Copy out each line of the data that includes the string "java".

----------------------------------------

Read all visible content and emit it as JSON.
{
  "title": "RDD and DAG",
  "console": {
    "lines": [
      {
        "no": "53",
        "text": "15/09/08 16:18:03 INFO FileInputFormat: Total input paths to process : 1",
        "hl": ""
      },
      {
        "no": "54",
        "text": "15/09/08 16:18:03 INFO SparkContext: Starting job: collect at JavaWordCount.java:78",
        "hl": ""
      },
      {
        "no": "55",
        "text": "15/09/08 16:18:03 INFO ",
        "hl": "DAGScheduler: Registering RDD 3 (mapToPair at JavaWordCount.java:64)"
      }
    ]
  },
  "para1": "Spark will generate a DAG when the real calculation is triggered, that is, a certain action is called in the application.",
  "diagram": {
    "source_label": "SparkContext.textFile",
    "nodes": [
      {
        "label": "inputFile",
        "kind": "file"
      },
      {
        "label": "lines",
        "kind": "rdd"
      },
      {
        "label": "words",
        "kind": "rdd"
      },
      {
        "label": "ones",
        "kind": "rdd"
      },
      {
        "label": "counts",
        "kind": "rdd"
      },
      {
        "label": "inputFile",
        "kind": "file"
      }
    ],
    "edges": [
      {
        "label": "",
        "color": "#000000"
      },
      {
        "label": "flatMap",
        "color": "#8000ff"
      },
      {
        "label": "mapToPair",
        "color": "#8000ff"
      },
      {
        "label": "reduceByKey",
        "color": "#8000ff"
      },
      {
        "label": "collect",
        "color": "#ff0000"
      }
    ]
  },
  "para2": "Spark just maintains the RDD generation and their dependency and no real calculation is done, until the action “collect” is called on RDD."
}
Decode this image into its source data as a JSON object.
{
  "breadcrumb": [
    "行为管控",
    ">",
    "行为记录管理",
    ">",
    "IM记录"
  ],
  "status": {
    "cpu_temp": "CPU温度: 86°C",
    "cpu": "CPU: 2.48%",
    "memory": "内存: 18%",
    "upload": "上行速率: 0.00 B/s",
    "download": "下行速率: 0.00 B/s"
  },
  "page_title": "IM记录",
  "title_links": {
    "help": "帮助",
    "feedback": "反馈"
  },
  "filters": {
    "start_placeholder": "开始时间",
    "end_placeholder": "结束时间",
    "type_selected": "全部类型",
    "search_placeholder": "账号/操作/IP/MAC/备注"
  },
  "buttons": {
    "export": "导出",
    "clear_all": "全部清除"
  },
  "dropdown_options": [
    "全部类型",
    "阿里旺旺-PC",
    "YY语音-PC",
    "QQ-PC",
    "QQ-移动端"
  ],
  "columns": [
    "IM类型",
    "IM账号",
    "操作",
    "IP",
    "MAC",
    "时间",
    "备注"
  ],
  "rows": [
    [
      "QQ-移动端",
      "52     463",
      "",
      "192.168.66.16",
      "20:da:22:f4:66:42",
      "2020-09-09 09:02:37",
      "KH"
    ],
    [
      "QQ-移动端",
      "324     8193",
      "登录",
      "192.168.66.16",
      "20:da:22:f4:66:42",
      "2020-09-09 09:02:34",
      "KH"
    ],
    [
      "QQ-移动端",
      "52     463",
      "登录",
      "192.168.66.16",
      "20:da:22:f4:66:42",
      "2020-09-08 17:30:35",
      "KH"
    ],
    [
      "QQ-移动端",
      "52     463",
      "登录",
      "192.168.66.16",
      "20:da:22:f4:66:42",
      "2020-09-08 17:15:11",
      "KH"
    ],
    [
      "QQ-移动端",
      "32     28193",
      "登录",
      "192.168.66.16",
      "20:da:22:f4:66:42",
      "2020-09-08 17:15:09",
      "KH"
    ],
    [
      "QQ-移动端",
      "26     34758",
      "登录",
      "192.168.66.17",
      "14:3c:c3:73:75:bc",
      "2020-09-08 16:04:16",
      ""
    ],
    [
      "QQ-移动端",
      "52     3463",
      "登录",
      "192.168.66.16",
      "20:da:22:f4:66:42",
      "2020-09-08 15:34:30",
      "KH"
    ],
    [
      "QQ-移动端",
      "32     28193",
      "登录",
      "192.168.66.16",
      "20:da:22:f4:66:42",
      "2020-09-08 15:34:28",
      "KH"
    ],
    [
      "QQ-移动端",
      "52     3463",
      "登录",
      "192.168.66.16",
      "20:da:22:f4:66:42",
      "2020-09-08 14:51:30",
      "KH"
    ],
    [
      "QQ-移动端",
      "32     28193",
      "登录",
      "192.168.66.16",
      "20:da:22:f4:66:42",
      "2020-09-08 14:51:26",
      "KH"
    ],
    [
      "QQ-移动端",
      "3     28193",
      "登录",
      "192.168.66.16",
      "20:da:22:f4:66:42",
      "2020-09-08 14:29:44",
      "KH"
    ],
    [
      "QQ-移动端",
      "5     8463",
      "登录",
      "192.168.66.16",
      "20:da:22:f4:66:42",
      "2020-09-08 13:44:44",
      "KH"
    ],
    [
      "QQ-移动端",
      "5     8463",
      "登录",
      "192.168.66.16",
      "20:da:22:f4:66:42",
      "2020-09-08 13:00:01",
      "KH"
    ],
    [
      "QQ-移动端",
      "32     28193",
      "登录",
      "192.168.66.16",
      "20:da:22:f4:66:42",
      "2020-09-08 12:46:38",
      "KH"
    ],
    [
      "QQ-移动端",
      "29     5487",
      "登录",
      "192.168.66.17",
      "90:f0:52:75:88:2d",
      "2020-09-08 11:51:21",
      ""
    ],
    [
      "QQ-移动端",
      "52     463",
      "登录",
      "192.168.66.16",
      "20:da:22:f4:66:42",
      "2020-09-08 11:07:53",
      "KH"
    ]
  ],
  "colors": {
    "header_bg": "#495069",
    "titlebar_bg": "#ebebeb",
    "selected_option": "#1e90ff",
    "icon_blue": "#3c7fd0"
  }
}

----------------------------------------

#### [Result of the exercise]
        "text": "15/09/08 16:18:03 INFO SparkContext: Starting job: collect at JavaWordCount.java:78",
        "hl": "DAGScheduler: Registering RDD 3 (mapToPair at JavaWordCount.java:64)"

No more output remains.